### Task statement:
Read through the listing below, and copy every line where the string "true" appears.

-- Task inputs follows --

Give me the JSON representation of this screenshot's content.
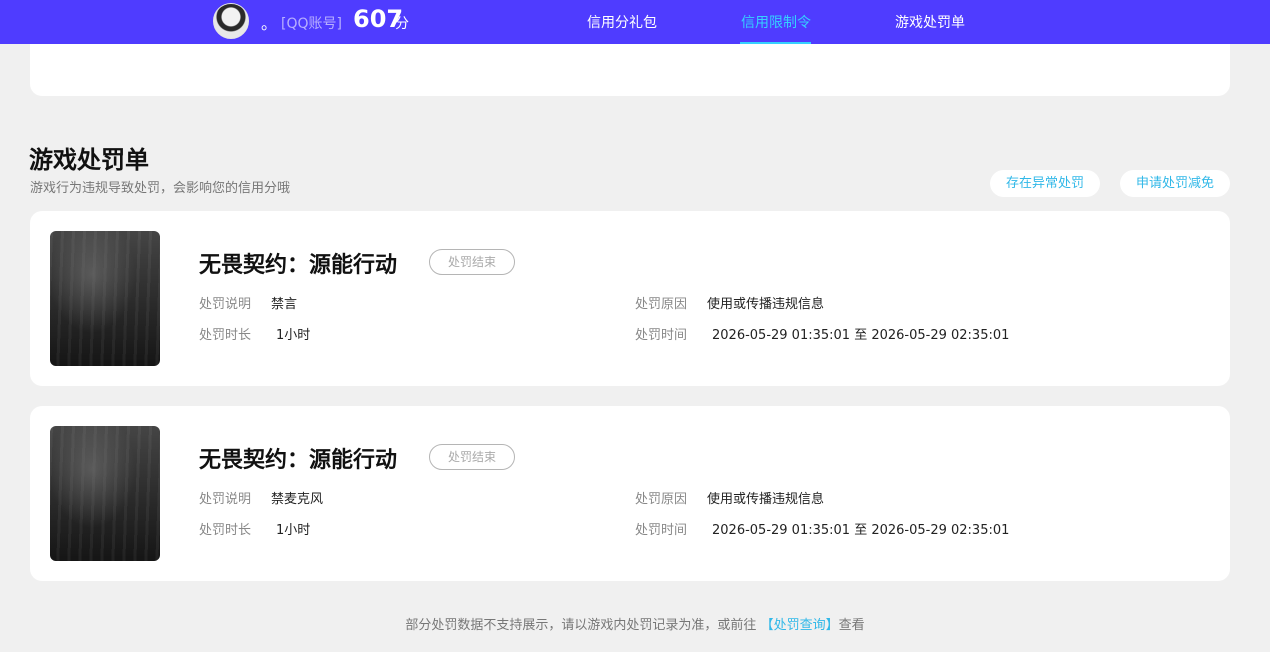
{
  "header": {
    "dot": "。",
    "account": "[QQ账号]",
    "score": "607",
    "score_unit": "分",
    "nav": [
      {
        "label": "信用分礼包",
        "active": false
      },
      {
        "label": "信用限制令",
        "active": true
      },
      {
        "label": "游戏处罚单",
        "active": false
      }
    ]
  },
  "section": {
    "title": "游戏处罚单",
    "subtitle": "游戏行为违规导致处罚，会影响您的信用分哦",
    "actions": [
      "存在异常处罚",
      "申请处罚减免"
    ]
  },
  "labels": {
    "desc": "处罚说明",
    "reason": "处罚原因",
    "duration": "处罚时长",
    "time": "处罚时间"
  },
  "penalties": [
    {
      "game": "无畏契约：源能行动",
      "status": "处罚结束",
      "desc": "禁言",
      "reason": "使用或传播违规信息",
      "duration": "1小时",
      "time": "2026-05-29 01:35:01 至 2026-05-29 02:35:01"
    },
    {
      "game": "无畏契约：源能行动",
      "status": "处罚结束",
      "desc": "禁麦克风",
      "reason": "使用或传播违规信息",
      "duration": "1小时",
      "time": "2026-05-29 01:35:01 至 2026-05-29 02:35:01"
    }
  ],
  "footer": {
    "text": "部分处罚数据不支持展示，请以游戏内处罚记录为准，或前往",
    "link": "【处罚查询】",
    "suffix": "查看"
  },
  "colors": {
    "topbar": "#4f3cff",
    "accent": "#35d1ff",
    "link": "#31b8e8",
    "page_bg": "#f0f0f0"
  }
}
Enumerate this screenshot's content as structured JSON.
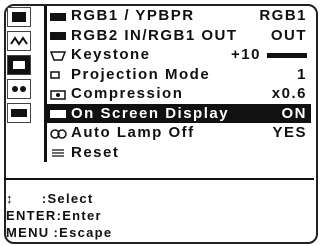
{
  "tabs": [
    {
      "icon": "picture-icon",
      "selected": false
    },
    {
      "icon": "signal-icon",
      "selected": false
    },
    {
      "icon": "options-icon",
      "selected": true
    },
    {
      "icon": "network-icon",
      "selected": false
    },
    {
      "icon": "language-icon",
      "selected": false
    }
  ],
  "menu": [
    {
      "icon": "input-ypbpr-icon",
      "label": "RGB1 / YPBPR",
      "value": "RGB1",
      "selected": false
    },
    {
      "icon": "input-rgb2-icon",
      "label": "RGB2  IN/RGB1  OUT",
      "value": "OUT",
      "selected": false
    },
    {
      "icon": "keystone-icon",
      "label": "Keystone",
      "value": "+10",
      "selected": false
    },
    {
      "icon": "projection-mode-icon",
      "label": "Projection Mode",
      "value": "1",
      "selected": false
    },
    {
      "icon": "compression-icon",
      "label": "Compression",
      "value": "x0.6",
      "selected": false
    },
    {
      "icon": "on-screen-display-icon",
      "label": "On Screen Display",
      "value": "ON",
      "selected": true
    },
    {
      "icon": "auto-lamp-off-icon",
      "label": "Auto Lamp Off",
      "value": "YES",
      "selected": false
    },
    {
      "icon": "reset-icon",
      "label": "Reset",
      "value": "",
      "selected": false
    }
  ],
  "hints": [
    {
      "key": "↕",
      "text": ":Select"
    },
    {
      "key": "ENTER",
      "text": ":Enter"
    },
    {
      "key": "MENU",
      "text": ":Escape"
    }
  ]
}
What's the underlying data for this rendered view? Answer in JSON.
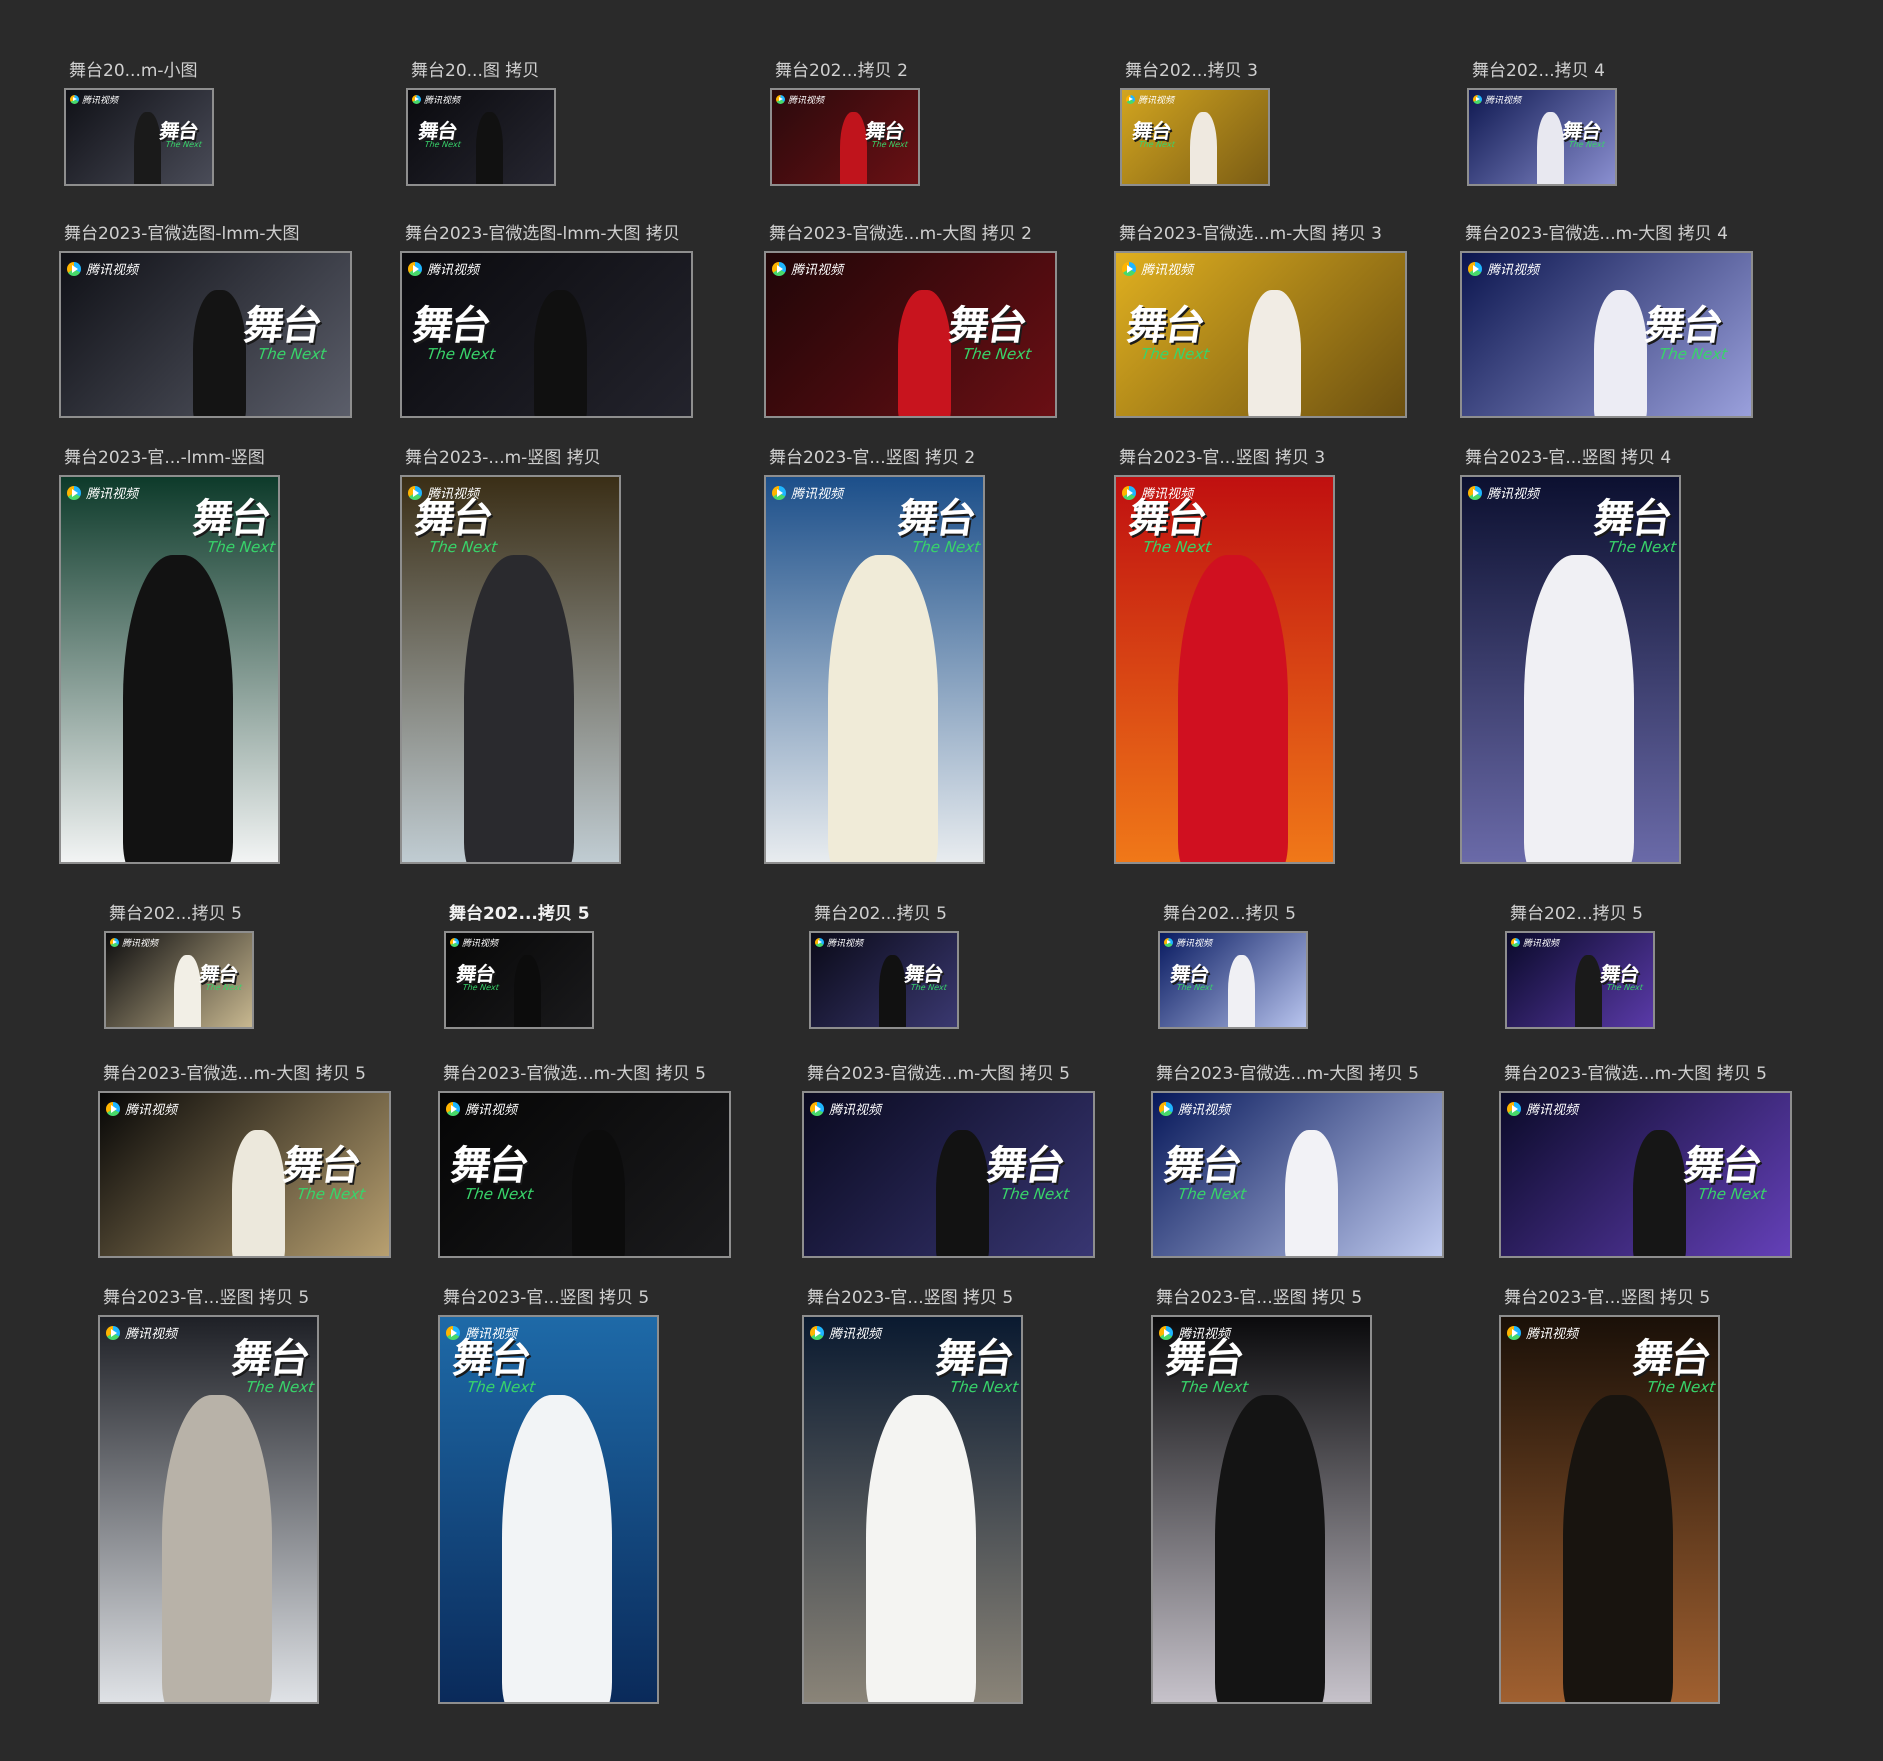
{
  "rows": [
    {
      "kind": "small",
      "items": [
        {
          "label": "舞台20...m-小图",
          "bg": [
            "#0f1016",
            "#4a4c58"
          ],
          "fig": "#1a1a1a"
        },
        {
          "label": "舞台20...图 拷贝",
          "bg": [
            "#0a0a0e",
            "#262630"
          ],
          "fig": "#111"
        },
        {
          "label": "舞台202...拷贝 2",
          "bg": [
            "#2a0a0c",
            "#6a1014"
          ],
          "fig": "#c0141c"
        },
        {
          "label": "舞台202...拷贝 3",
          "bg": [
            "#d2a520",
            "#7a5c14"
          ],
          "fig": "#efe9e0"
        },
        {
          "label": "舞台202...拷贝 4",
          "bg": [
            "#0e1850",
            "#8a8fd0"
          ],
          "fig": "#e8e8f0"
        }
      ]
    },
    {
      "kind": "wide",
      "items": [
        {
          "label": "舞台2023-官微选图-lmm-大图",
          "bg": [
            "#0f1016",
            "#5b5e6a"
          ],
          "fig": "#141414"
        },
        {
          "label": "舞台2023-官微选图-lmm-大图 拷贝",
          "bg": [
            "#0a0a0e",
            "#23232c"
          ],
          "fig": "#101010"
        },
        {
          "label": "舞台2023-官微选...m-大图 拷贝 2",
          "bg": [
            "#200608",
            "#6a0f14"
          ],
          "fig": "#c8141e"
        },
        {
          "label": "舞台2023-官微选...m-大图 拷贝 3",
          "bg": [
            "#e0b020",
            "#6c5010"
          ],
          "fig": "#f1ece4"
        },
        {
          "label": "舞台2023-官微选...m-大图 拷贝 4",
          "bg": [
            "#0b154e",
            "#9aa0dc"
          ],
          "fig": "#ececf4"
        }
      ]
    },
    {
      "kind": "tall",
      "items": [
        {
          "label": "舞台2023-官...-lmm-竖图",
          "bg": [
            "#0d3a2a",
            "#f2f4f4"
          ],
          "fig": "#121212"
        },
        {
          "label": "舞台2023-...m-竖图 拷贝",
          "bg": [
            "#3a2e16",
            "#c0ccd2"
          ],
          "fig": "#2a2a2e"
        },
        {
          "label": "舞台2023-官...竖图 拷贝 2",
          "bg": [
            "#1c4f8a",
            "#e8ecef"
          ],
          "fig": "#f0ebd8"
        },
        {
          "label": "舞台2023-官...竖图 拷贝 3",
          "bg": [
            "#c01010",
            "#f07818"
          ],
          "fig": "#d01020"
        },
        {
          "label": "舞台2023-官...竖图 拷贝 4",
          "bg": [
            "#0c1030",
            "#6a6aa8"
          ],
          "fig": "#f0f0f4"
        }
      ]
    },
    {
      "kind": "small",
      "items": [
        {
          "label": "舞台202...拷贝 5",
          "bg": [
            "#0c0c0e",
            "#c8b890"
          ],
          "fig": "#f2efe6",
          "bold": false
        },
        {
          "label": "舞台202...拷贝 5",
          "bg": [
            "#070707",
            "#1a1a1c"
          ],
          "fig": "#0c0c0c",
          "bold": true
        },
        {
          "label": "舞台202...拷贝 5",
          "bg": [
            "#0a0a18",
            "#3a3870"
          ],
          "fig": "#111",
          "bold": false
        },
        {
          "label": "舞台202...拷贝 5",
          "bg": [
            "#081a60",
            "#b8c4ee"
          ],
          "fig": "#f0f0f4",
          "bold": false
        },
        {
          "label": "舞台202...拷贝 5",
          "bg": [
            "#0a0a2a",
            "#5a3aa8"
          ],
          "fig": "#1a1a1a",
          "bold": false
        }
      ]
    },
    {
      "kind": "wide",
      "items": [
        {
          "label": "舞台2023-官微选...m-大图 拷贝 5",
          "bg": [
            "#060606",
            "#b8a070"
          ],
          "fig": "#ece8dc"
        },
        {
          "label": "舞台2023-官微选...m-大图 拷贝 5",
          "bg": [
            "#050505",
            "#1b1b1d"
          ],
          "fig": "#0c0c0c"
        },
        {
          "label": "舞台2023-官微选...m-大图 拷贝 5",
          "bg": [
            "#0a0a20",
            "#383672"
          ],
          "fig": "#121212"
        },
        {
          "label": "舞台2023-官微选...m-大图 拷贝 5",
          "bg": [
            "#07185a",
            "#c0cbf0"
          ],
          "fig": "#f2f2f6"
        },
        {
          "label": "舞台2023-官微选...m-大图 拷贝 5",
          "bg": [
            "#0a0a28",
            "#6440b8"
          ],
          "fig": "#161616"
        }
      ]
    },
    {
      "kind": "tall",
      "items": [
        {
          "label": "舞台2023-官...竖图 拷贝 5",
          "bg": [
            "#1e2026",
            "#dfe2e6"
          ],
          "fig": "#b8b2a8"
        },
        {
          "label": "舞台2023-官...竖图 拷贝 5",
          "bg": [
            "#1e6aa8",
            "#0a2a5a"
          ],
          "fig": "#f2f4f6"
        },
        {
          "label": "舞台2023-官...竖图 拷贝 5",
          "bg": [
            "#0a1a30",
            "#8a8478"
          ],
          "fig": "#f4f4f2"
        },
        {
          "label": "舞台2023-官...竖图 拷贝 5",
          "bg": [
            "#0a0a0c",
            "#c6c2ca"
          ],
          "fig": "#141414"
        },
        {
          "label": "舞台2023-官...竖图 拷贝 5",
          "bg": [
            "#1a1008",
            "#a06030"
          ],
          "fig": "#18140f"
        }
      ]
    }
  ],
  "thumb_brand": "腾讯视频",
  "thumb_logo": "舞台",
  "thumb_logo_sub": "The Next"
}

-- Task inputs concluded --

### Solution below:
        "active": true
      "selected": true
      "selected": true
          "bold": true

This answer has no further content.